The street preacher was charged with a public order offence, after complaints were made by members of the public that he had made homophobic and Islamophobic remarks. In particular he quoted Leviticus 20:13 :

If a man lies with a male as with a woman, both of them have committed an abomination; they shall surely be put to death; their blood is upon them. (English Standard Bible)

The BBC reports that the judge told the preacher he seemed to enjoy testing the laws on free speech to their limits . Overd was also told that he should not have quoted from Leviticus 20:13 when speaking about homosexuality , according to Christian Today, who also report that the judge suggested that there were other verses he could have chosen if he wanted to talk about what the Bible says about homosexuality.

Judge Qureshi also works as a judge for the Muslim Arbitration Tribunal, which aims to help Muslims resolve disputes in accordance with Islamic Sacred Law.

Overd was found not guilty on two other charges, which included causing racially or religiously aggravated harassment, alarm or distress after he made critical remarks about the Muslim religious character Mohammed.

The National Secular Society has previously raised concerns about the trial’s implications for free speech. Terry Sanderson, NSS president, said the ruling appeared to make the quoting of certain passages of the Bible illegal:

Whilst we all want to encourage public civility, there is a higher principle at stake. As long as there is no incitement to violence, then people should be allowed to speak freely without fearing legal repercussions.

Read more BBC and BBC Trust Watch at MelonFarmers.co.uk

Top Gear Apocalypse Richard Hammond Top Gear
BBC Two, 2 February 2014

On 2 February 2014 Top Gear broadcast an item comparing hatchback cars from the 1980s with their modern equivalent. The presenters each chose a car. Richard Hammond’s choice was a Vauxhall Nova, which the other two presenters felt was inferior to their cars and comments were made about this in relation to Richard Hammond’s lack of style. When they arrived at the motor circuit to race their cars, Jeremy Clarkson stated:

We arrived at the terrifying Shelsley Walsh Hill Climb. Germany has the Nurburgring, America has Pikes Peak, we have this. It’s more than half a mile long and at the bottom of this fearsome river of tarmac we were given more details of our challenge.

Sometime later, after the other two presenters had completed the circuit, a voice-over from James May said As I pondered on that, Jeremy prepared the course for Hammond’s Nova. Jeremy Clarkson was then seen putting up a placard on a wooden hut on which Pikey’s Peak was written. Richard Hammond was then shown driving his car up to the start line.

The initial complaint stated that the sign had no relevance to the programme and was:

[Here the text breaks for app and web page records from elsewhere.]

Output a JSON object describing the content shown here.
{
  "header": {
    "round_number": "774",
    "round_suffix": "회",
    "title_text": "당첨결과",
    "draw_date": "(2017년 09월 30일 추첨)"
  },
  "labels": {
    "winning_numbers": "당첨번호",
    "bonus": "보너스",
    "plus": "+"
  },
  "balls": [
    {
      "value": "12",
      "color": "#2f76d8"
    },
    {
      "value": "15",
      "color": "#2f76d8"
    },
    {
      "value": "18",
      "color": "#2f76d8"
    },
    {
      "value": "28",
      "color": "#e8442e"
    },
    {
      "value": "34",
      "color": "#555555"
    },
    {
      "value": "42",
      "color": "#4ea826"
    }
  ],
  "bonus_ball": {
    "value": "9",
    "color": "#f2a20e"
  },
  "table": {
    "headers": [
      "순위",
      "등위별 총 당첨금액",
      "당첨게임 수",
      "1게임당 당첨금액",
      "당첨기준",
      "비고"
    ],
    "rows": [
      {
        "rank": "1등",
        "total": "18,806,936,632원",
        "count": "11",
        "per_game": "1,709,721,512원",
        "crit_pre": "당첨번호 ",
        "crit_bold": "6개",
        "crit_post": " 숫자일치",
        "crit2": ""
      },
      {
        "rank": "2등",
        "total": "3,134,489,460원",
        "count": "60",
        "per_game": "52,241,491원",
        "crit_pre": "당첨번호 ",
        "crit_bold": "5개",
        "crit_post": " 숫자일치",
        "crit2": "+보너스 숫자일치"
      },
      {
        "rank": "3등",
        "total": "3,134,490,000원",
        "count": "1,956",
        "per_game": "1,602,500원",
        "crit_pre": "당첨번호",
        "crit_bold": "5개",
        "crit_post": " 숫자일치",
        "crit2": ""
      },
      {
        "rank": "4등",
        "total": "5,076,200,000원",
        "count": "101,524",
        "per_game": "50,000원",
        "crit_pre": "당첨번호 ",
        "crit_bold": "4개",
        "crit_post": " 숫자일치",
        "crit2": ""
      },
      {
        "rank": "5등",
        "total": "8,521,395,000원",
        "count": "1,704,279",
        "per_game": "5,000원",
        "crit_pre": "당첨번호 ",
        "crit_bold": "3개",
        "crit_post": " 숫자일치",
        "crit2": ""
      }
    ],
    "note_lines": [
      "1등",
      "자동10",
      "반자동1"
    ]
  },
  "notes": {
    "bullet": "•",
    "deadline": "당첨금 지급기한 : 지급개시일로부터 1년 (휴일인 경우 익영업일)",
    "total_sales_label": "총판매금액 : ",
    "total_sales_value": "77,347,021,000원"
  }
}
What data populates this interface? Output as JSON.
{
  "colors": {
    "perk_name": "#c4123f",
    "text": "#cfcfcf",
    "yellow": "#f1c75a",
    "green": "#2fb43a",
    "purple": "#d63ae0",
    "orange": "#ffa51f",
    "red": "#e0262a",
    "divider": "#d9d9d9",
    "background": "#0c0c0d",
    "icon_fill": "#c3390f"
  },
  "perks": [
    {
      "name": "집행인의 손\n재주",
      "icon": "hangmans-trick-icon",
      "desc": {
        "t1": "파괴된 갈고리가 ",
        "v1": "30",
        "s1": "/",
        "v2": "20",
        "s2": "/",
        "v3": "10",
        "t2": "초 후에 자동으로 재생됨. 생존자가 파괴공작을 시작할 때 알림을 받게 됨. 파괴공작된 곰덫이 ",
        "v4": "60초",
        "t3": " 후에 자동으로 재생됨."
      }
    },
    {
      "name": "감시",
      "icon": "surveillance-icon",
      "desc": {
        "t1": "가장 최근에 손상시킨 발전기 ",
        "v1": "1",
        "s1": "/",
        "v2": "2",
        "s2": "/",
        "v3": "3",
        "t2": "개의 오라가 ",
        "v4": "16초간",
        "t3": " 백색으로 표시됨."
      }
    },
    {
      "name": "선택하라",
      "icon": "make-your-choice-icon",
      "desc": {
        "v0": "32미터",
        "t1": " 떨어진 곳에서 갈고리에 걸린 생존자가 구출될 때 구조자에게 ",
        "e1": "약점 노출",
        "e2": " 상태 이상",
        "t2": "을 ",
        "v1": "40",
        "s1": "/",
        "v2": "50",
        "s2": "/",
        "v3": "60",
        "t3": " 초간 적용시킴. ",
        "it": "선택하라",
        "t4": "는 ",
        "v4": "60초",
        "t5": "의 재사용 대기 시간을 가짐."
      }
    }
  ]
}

Grossly offensive and racist to a minority community, the Gypsy Traveller community. They are one of the 9 protected characteristics within the Equality Act 2010 and do not deserve to be treated like this, especially not on national TV.

The complaint was escalated through the full and long BBC complaints procedure until reaching the rarely achieved appeal to the BBC Trust, who concluded:

The Appeal Committee wish to state that it had carefully considered the case made by the complainants and the information they provided, and had accepted that the word pikey did have the potential to be deeply offensive to the Gypsy and Traveller communities, most notably when specifically attributing negative characteristics to these minority groups. The Committee was also mindful that some words, including pikey , can be used in an abusive context. The Committee therefore advised programme makers to bear in mind the potential for offence this word may have in some circumstances and advised extreme care and sensitivity when employing it in programming. Although the Committee accepted that the word pikey has evolved to have a meaning distinct from the Gypsy and Traveller communities, it nevertheless advises considerable caution in its use.

Finally the Committee noted that the complainants wanted the Editorial Guidelines to directly address the possible dual usage of the word pikey . The Committee considered that this was not necessary because the Editorial Guidelines were sufficiently clear.

Finding: not upheld